One of the problems that faces The Lone Ranger as it struggles to translate into the Twenty First Century is that times have changed so much since the height of its popularity in the 50′s and 60′s with its popular TV series starring Calyton Moore and Jay Silverheels. Characters like Tonto, Fu Manchu and Charlie Chan are a challenge to essay without slipping into racial stereotypes and offensive slurs and dialog. Even in the original series, Jay Silverheels was opposed to Tonto’s dialog filled with broken English. It is difficult to balance between historic accuracy and Hollywood cinematic versions of the 1800′s. The problem is clearly displayed when Armie Hammer’s John Reid finds himself across from Saginaw Grant’s Chief Big Bear as Reid first tries to communicate in fractured, simplified grammar, followed by a series of silly pantomimes as the Chief stares back not amused. Thankfully, Chief Big Bear speaks up using articulate English. It embarrasses Reid, the film and the audience. It also breaks one of the guiding rules of the Lone Ranger provided by the creators of the franchise, Fran Striker and George W. Trendle, back in the Thirties when it was introduced on the radio. Of all the characters, the Lone Ranger is the one that should never use slang or colloquial phrases, always using precise and perfect grammar. It is as much a part of his tone, morals and stature as the mask, the white hat and the silver bullets. In what can only be a brash attempt in forced character growth in Verbinksi’s The Lone Ranger is a egregious and unforgivable error; the character’s defining morals are never earned nor established.

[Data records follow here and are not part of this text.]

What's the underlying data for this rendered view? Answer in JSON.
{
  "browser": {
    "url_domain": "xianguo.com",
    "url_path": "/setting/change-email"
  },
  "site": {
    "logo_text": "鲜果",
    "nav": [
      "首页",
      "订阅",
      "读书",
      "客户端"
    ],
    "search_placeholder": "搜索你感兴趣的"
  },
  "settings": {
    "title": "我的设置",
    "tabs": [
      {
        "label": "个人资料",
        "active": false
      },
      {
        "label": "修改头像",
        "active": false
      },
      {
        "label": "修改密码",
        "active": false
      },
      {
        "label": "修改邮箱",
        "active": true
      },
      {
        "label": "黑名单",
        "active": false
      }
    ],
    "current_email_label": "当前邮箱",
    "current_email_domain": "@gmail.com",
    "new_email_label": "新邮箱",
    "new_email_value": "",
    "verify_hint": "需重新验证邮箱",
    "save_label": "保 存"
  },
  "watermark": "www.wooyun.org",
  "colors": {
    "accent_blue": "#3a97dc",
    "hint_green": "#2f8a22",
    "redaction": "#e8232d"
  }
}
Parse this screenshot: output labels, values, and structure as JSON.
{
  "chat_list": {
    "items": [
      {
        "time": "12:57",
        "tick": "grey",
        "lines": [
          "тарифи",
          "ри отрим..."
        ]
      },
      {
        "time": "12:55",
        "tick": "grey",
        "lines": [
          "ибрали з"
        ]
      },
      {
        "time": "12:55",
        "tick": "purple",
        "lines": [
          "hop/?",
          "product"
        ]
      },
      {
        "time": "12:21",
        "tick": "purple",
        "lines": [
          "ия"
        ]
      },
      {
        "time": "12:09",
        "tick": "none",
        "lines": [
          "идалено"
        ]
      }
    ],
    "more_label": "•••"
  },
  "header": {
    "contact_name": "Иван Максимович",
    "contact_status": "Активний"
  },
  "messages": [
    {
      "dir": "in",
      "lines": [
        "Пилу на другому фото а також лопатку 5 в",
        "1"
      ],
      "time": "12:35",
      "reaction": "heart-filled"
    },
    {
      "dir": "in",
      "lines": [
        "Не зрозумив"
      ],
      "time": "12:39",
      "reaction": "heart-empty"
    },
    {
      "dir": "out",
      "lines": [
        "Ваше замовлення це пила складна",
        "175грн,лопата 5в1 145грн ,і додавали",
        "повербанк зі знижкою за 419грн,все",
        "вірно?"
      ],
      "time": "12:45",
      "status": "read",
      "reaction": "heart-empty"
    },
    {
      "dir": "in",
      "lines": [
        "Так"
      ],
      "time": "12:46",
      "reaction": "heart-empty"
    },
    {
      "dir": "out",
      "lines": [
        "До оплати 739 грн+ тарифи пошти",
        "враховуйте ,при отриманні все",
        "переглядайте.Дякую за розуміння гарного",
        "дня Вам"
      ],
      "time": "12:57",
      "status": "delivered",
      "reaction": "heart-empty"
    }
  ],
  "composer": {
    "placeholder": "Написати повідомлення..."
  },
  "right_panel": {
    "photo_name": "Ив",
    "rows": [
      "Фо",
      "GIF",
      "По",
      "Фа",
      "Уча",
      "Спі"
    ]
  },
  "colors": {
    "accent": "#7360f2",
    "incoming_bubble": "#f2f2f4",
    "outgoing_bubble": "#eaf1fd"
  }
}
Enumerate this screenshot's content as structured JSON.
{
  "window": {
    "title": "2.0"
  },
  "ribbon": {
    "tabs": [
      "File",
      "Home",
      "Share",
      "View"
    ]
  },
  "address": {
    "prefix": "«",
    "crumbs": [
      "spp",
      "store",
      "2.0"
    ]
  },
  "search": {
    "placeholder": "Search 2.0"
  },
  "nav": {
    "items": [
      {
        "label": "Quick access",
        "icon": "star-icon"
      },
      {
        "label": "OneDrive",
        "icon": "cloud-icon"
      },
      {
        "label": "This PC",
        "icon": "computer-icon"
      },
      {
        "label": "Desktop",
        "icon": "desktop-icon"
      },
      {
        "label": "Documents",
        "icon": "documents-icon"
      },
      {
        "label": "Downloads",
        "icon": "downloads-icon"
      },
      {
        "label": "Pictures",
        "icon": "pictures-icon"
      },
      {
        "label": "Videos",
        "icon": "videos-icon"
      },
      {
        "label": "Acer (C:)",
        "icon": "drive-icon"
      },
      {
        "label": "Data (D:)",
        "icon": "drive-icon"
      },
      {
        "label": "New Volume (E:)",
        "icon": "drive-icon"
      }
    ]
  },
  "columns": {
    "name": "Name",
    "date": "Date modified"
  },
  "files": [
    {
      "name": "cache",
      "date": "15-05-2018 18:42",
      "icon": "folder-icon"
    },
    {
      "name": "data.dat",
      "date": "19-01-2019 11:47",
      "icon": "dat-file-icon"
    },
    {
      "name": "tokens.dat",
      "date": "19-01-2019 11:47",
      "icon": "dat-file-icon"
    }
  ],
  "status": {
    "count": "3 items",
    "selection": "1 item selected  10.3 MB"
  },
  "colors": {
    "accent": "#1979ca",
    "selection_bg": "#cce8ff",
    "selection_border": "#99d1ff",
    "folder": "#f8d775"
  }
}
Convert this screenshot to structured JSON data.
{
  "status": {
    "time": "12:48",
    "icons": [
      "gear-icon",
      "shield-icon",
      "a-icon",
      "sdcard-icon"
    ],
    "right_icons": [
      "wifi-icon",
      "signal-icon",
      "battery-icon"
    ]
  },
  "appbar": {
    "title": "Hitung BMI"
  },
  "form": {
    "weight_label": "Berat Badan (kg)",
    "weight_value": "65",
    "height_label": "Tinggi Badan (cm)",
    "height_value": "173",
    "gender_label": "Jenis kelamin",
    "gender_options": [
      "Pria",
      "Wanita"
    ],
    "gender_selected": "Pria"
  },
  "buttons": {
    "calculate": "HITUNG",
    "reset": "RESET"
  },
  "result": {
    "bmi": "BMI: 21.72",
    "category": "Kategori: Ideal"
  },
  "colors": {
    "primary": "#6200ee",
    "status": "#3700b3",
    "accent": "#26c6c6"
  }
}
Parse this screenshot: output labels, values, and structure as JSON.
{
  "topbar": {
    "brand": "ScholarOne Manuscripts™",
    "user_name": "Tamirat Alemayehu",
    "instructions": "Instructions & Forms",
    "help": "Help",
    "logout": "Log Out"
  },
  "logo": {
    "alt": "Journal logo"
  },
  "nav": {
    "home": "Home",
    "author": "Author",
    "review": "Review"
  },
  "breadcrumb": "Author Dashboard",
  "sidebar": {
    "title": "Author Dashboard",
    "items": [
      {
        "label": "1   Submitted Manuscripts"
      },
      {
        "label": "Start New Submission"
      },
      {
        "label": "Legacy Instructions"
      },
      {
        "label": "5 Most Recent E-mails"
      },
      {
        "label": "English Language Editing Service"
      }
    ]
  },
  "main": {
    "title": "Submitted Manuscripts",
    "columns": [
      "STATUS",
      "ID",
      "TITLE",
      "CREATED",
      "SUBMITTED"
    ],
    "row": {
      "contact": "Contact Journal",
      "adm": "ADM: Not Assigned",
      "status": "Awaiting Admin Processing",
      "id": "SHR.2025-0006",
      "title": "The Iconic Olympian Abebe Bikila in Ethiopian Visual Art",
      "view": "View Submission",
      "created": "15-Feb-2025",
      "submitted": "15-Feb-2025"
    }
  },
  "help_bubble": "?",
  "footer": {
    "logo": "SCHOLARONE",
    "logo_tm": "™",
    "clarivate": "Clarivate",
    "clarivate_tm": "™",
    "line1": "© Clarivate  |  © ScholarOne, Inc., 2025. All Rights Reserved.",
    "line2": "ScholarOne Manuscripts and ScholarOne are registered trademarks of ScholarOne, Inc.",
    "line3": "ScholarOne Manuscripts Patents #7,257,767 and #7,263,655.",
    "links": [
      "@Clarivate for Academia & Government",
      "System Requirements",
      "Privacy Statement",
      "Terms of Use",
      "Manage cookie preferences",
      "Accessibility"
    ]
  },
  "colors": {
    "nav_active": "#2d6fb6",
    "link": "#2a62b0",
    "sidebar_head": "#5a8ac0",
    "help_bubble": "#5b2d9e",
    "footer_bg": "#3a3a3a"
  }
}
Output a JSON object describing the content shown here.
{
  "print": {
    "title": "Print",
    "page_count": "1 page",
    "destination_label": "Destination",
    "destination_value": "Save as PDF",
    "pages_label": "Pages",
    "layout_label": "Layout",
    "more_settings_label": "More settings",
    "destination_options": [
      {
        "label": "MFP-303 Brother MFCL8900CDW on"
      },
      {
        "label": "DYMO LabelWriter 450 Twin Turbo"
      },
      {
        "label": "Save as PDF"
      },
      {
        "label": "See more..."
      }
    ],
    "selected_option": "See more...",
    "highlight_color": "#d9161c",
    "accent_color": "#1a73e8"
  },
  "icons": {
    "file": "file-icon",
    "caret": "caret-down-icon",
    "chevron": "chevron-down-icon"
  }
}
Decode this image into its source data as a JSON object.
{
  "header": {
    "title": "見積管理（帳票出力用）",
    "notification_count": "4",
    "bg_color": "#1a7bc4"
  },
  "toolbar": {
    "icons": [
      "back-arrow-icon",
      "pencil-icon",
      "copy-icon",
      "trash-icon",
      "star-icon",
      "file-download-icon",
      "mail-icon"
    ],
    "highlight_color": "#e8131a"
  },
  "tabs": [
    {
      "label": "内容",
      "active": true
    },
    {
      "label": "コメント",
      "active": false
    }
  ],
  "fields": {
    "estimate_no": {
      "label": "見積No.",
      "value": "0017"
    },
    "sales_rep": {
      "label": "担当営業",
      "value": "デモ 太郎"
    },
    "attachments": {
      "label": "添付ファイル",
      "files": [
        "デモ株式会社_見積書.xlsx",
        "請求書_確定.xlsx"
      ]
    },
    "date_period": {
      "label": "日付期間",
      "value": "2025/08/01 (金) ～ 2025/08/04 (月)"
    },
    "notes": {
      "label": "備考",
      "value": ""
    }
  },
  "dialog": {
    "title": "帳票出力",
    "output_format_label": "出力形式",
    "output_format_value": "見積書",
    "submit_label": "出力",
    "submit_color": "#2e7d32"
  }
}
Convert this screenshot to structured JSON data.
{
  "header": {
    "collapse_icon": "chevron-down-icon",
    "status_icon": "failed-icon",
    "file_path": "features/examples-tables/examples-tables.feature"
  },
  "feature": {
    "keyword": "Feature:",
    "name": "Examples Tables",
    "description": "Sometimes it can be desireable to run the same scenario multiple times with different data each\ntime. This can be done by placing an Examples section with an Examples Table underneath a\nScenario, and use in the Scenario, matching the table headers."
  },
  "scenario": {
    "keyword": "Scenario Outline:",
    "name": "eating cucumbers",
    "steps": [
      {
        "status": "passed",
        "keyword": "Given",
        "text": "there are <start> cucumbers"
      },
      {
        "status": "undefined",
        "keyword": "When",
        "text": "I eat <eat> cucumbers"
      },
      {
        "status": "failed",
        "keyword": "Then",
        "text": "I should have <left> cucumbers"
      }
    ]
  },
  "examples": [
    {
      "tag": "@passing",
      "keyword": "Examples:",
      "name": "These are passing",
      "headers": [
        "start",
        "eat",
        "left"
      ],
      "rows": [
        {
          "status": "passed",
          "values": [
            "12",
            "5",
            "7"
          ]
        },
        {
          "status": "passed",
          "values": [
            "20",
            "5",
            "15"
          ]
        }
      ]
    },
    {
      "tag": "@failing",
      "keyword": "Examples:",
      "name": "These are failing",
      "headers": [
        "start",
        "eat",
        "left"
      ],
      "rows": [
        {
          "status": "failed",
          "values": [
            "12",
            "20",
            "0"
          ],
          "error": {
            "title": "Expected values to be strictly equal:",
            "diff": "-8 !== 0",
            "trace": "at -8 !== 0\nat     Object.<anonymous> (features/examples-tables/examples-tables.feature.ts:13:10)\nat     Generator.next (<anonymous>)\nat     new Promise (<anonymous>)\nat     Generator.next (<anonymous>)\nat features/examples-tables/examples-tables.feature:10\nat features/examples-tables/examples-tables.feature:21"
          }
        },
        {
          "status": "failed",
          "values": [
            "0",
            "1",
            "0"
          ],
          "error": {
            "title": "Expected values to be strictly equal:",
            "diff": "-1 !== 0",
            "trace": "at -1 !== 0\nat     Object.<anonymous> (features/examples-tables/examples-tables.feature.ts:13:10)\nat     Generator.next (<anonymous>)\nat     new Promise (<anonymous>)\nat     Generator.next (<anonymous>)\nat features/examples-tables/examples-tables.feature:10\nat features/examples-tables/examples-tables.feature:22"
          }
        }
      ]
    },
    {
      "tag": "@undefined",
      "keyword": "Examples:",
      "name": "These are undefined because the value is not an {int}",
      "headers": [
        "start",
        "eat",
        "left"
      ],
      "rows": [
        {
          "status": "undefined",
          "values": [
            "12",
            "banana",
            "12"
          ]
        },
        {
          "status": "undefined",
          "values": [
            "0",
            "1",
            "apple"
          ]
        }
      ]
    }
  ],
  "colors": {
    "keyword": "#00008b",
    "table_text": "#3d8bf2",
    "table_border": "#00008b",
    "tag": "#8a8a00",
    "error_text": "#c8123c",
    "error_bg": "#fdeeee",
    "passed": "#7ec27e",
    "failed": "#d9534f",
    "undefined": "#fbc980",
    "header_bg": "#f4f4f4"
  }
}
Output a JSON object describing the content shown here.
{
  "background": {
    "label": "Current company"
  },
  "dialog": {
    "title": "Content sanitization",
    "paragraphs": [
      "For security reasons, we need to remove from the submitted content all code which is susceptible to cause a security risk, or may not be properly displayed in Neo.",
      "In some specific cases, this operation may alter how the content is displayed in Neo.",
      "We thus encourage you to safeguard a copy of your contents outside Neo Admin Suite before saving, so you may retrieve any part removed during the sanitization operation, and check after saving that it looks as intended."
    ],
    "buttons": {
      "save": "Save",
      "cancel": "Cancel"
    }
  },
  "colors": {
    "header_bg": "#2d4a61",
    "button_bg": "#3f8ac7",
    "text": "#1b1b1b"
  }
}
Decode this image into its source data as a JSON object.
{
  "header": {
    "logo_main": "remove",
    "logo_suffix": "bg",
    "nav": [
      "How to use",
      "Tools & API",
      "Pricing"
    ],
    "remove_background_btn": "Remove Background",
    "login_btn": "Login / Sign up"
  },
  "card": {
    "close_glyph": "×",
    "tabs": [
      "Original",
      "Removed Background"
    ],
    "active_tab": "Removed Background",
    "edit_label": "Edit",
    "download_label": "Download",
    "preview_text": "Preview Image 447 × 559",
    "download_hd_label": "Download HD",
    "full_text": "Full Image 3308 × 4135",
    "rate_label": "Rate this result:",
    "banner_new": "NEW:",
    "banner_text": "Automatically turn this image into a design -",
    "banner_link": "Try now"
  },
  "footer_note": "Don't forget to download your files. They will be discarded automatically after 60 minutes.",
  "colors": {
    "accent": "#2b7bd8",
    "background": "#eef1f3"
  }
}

The Lone Ranger under Gore Verbinski’s supervision is bastardization of the property, never finding its footing on its message, point, tone or moral. The film is clumsy, silly and convoluted. The characters are forced and contrived. It is also far too dark for a Disney film, for a children’s film -with no good reason to go where it travels from time to time (a scene where one of the outlaws encounters the Lone Ranger and Tonto after the plots has the gang decimating a homestead in the guise of Apache ‘savages’ is evidence). It tramples the innocence of youth. It stifles the entertainment and silences the comedy the film strives so hard to present. Even the cinematography has trouble distinguishing the film’s tone with the bare and bright desert coming across dark and foreign. The Lone Ranger represents the worst in Summer blockbuster cinematic mentality where story and purpose are compromised by spectacle and forced dialog and action. Johnny Depp’s whimsical, but misplaced, Tonto and Fichtner’s Butch Cavendish are far too little a contrast to turn this offensive mess into anything resembling palatable. The Lone Ranger is an uncomfortable two-plus hours in the theater only succeeding in beating the summer heat and little else.
0 out of 5
The Lone Ranger (2013)